locality

[loh-kal-i-tee]

noun, plural lo·cal·i·ties.

a place, spot, or district, with or without reference to things or persons in it or to occurrences there: They moved to another locality.
the state or fact of being local or having a location: the locality that every material object must have.

Origin of locality

From the Late Latin word locālitās, dating back to 1620–30. See local, -ity
Can be confusedlocal locale locality location
Dictionary.com Unabridged Based on the Random House Unabridged Dictionary, © Random House, Inc. 2019

Examples from the Web for locality

Contemporary Examples of locality

Historical Examples of locality

  • Wagons halted in front of the locality, and were soon piled with spectators.

  • Simultaneously he received a vivid mental photograph of the locality.

    The Black Bag

    Louis Joseph Vance

  • Mr. Cruncher was so bewildered that he could think of no locality but Temple Bar.

    A Tale of Two Cities
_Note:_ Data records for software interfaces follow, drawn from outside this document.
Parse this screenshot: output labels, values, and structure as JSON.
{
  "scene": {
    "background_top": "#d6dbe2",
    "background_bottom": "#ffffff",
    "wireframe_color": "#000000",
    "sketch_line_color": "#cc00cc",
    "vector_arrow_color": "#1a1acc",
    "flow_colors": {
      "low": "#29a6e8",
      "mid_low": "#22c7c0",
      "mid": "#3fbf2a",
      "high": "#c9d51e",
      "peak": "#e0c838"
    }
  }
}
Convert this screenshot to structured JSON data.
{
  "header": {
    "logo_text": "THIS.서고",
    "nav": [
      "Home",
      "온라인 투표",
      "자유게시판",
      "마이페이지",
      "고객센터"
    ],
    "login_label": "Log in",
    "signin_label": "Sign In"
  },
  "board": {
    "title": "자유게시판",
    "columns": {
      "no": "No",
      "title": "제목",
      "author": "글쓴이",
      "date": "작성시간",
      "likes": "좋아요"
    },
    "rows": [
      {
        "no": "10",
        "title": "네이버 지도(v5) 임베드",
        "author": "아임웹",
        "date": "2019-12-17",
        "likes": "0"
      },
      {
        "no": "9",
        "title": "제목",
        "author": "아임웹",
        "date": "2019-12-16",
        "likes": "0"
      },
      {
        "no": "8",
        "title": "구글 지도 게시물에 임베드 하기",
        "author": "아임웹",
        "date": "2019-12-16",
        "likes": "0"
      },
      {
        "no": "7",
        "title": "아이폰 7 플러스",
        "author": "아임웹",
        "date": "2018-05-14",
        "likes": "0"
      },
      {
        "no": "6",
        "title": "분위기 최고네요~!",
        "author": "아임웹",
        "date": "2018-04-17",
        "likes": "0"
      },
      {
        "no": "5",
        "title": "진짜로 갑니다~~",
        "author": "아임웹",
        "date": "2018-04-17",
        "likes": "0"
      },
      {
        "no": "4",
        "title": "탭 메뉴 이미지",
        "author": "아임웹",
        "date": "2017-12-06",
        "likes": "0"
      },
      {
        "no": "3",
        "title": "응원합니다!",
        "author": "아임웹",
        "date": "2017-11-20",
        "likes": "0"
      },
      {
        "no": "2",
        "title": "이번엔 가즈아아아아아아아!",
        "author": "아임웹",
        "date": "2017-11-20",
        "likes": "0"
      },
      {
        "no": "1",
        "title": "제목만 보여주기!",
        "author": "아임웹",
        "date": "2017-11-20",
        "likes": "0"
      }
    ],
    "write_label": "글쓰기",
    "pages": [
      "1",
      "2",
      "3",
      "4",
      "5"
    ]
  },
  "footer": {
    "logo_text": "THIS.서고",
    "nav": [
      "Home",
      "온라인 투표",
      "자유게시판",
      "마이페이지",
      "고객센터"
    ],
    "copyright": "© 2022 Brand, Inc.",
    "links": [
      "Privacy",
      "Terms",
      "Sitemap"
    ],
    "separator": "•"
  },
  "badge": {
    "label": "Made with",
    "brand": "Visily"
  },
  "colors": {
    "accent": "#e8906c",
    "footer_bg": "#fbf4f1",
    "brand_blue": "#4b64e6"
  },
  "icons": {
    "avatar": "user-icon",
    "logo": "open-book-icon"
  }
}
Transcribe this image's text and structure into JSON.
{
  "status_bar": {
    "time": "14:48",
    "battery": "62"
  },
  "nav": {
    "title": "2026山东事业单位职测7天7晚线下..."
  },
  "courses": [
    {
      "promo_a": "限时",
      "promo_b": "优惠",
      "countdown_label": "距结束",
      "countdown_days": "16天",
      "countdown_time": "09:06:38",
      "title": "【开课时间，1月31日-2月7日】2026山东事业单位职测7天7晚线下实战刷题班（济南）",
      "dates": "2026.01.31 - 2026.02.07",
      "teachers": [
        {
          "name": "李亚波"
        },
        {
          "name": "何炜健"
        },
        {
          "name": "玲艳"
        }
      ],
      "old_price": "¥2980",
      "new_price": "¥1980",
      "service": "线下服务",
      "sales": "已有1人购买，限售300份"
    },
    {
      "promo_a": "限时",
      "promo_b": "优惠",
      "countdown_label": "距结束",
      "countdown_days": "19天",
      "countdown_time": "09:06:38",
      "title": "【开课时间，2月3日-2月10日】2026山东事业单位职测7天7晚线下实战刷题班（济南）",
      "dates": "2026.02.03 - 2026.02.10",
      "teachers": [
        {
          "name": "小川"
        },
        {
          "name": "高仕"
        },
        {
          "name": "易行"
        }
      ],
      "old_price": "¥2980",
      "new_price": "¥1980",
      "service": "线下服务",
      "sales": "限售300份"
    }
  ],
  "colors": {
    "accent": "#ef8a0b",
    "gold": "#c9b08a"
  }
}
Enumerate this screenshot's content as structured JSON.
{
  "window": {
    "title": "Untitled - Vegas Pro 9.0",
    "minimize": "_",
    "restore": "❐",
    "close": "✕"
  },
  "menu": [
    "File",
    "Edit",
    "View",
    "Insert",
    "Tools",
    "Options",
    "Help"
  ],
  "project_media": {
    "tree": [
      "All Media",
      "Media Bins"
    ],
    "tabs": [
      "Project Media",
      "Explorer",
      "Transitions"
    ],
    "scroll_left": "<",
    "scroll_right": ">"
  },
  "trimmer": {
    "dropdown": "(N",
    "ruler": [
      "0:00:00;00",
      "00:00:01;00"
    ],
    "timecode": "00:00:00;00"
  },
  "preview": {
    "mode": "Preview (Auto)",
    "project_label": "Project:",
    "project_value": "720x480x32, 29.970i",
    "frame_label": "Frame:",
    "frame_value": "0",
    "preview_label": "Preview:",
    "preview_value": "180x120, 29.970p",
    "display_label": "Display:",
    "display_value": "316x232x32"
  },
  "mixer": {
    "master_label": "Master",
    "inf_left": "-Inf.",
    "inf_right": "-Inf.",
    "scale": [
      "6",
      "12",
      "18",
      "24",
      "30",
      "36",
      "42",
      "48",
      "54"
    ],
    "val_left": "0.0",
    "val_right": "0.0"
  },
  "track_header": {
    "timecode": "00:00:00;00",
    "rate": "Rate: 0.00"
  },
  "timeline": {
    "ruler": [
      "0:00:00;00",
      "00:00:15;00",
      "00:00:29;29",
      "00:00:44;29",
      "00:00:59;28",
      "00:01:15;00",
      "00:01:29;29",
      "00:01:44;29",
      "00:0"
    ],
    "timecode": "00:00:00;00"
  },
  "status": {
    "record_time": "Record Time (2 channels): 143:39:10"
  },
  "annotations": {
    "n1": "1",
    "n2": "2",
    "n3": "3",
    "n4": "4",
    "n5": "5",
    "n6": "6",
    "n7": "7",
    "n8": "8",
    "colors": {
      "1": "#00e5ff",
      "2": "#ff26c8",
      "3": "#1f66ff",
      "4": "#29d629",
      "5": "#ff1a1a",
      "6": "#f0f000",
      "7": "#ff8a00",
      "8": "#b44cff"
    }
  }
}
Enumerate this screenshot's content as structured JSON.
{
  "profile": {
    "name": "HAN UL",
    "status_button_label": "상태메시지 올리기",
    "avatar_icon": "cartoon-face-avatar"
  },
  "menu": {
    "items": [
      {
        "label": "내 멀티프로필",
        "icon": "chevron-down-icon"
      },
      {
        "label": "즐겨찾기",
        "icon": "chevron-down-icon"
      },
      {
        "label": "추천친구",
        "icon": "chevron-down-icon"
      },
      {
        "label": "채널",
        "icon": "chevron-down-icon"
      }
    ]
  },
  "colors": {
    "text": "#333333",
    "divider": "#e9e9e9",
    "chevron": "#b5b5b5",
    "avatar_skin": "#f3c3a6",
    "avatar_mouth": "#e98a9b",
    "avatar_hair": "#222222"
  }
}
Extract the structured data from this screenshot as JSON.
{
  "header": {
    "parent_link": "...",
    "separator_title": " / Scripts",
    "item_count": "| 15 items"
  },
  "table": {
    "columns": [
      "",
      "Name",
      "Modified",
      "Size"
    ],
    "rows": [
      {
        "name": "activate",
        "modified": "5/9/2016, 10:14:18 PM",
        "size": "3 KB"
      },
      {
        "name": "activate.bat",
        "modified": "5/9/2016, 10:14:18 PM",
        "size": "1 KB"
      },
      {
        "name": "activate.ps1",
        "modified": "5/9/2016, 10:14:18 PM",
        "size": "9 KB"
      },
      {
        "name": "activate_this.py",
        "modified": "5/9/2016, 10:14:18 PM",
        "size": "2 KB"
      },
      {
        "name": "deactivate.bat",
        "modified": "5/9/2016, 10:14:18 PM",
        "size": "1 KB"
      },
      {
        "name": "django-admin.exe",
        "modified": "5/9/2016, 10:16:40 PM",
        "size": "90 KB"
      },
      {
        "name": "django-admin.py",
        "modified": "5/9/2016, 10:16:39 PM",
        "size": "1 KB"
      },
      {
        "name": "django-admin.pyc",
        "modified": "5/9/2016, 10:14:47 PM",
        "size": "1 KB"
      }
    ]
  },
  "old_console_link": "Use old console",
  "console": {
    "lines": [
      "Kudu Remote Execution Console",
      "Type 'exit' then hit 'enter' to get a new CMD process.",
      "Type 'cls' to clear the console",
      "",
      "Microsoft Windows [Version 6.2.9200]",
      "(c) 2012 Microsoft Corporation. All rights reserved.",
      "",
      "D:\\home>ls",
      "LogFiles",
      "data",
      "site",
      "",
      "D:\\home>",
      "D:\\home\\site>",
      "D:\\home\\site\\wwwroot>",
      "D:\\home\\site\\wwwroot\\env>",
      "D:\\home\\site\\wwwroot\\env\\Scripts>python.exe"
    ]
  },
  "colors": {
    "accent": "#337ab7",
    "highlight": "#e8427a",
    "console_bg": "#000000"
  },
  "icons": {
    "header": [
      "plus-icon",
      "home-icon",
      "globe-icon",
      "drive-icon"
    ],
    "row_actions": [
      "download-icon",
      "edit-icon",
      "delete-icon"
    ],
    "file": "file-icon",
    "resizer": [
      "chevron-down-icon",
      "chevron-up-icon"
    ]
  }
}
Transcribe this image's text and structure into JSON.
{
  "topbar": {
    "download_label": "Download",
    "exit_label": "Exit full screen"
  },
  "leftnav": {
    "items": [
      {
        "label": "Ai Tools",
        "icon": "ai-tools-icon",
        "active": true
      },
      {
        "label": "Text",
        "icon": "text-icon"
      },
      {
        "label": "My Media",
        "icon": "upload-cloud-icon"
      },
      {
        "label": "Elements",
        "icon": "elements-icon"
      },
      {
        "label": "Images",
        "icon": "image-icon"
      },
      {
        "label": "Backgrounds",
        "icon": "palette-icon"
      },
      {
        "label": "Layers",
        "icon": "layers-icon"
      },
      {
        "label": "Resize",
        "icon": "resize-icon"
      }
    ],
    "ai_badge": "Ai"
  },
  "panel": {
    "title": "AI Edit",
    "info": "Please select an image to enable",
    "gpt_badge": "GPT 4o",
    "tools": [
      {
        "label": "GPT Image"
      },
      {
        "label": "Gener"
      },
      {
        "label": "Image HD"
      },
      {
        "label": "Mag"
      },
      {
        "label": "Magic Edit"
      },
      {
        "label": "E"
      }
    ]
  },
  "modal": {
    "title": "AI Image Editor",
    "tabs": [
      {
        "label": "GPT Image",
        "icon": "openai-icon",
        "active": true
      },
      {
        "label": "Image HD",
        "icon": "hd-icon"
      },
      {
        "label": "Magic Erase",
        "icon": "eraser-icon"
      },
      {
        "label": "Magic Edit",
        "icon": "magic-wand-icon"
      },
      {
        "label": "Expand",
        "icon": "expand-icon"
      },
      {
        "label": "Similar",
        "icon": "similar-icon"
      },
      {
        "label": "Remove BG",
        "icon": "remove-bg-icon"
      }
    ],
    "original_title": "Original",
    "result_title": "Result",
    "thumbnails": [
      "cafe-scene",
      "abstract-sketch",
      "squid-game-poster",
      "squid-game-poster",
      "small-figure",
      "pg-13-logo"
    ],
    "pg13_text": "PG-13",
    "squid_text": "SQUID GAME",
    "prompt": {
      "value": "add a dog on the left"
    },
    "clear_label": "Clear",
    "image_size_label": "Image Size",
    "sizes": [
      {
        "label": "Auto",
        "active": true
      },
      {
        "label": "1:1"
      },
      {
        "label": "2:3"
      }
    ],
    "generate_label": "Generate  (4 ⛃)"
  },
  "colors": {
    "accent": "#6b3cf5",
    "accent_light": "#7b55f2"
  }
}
    Charles Dickens

  • But then, the District Nurse was "always afraid" in that locality.

    Gloria and Treeless Street

    Annie Hamilton Donnell

  • It had been years since he visited this locality, and the changes were many.

    Cap'n Warren's Wards

    Joseph C. Lincoln



British Dictionary definitions for locality

locality

noun plural -ties

a neighbourhood or area
the site or scene of an event
the fact or condition of having a location or position in space
Collins English Dictionary - Complete & Unabridged 2012 Digital Edition © William Collins Sons & Co. Ltd. 1979, 1986 © HarperCollins Publishers 1998, 2000, 2003, 2005, 2006, 2007, 2009, 2012

Word Origin and History for locality
n.

1620s, "fact of having a place," from French localité, from Late Latin localitatem (nominative localitas) "locality," from localis "belonging to a place" (see local). Meaning "a place or district" is from 1830.

Online Etymology Dictionary, © 2010 Douglas Harper